Separate fees will be charged to process Form I-485, Form I-765 and Form I-131 applications. This change is being made as a result of the backlog in priority dates for many different preference categories. These backlogs require applicants to renew their employment authorisation document and advance parole multiple times before receiving their green cards. However, the USCIS does not have the resources to process these employment authorisation documents and advance parole applications in future at no charge. US employers or foreign national workers will now need to budget for these additional filing fees.

Green card application fee

All Form I-485 applicants, including children, will pay one filing fee of $1,120.

Comment

Some of the provisions in the proposed rule which increase filing fees suggest that US employers or the public may pay the same or more money, but receive less service from the USCIS (eg, changing 15 calendar days to business days for premium processing service and charging children the same filing fee to process Form I-485 applications as adults). It is possible that some provisions, if adopted, may be litigated (eg, requiring H-1B and L-1 employers to pay the $4,000 or $4,500 PL 113-114 fee for initial petition filings as well as extension petition filings). Comments on the proposed rule are due by 31 December 2019 and it is anticipated that the rule to increase USCIS filing fees may take effect in early 2020, around the time of the implementation of the H-1B registration system for the upcoming H-1B cap season.

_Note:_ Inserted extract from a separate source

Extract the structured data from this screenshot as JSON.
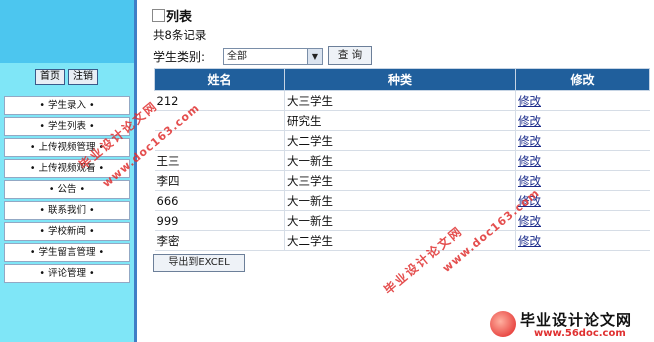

As a result, US employers should plan and budget accordingly, monitor the movement of the rule through the rulemaking process and watch out for any possible litigation.

For further information on this topic please contact Matthew C Morse at Fakhoury Global Immigration USA, PC by telephone (+1 248 643 4900) or email (matt@employmentimmigration.com). The Fakhoury Global Immigration USA, PC website can be accessed at www.employmentimmigration.com.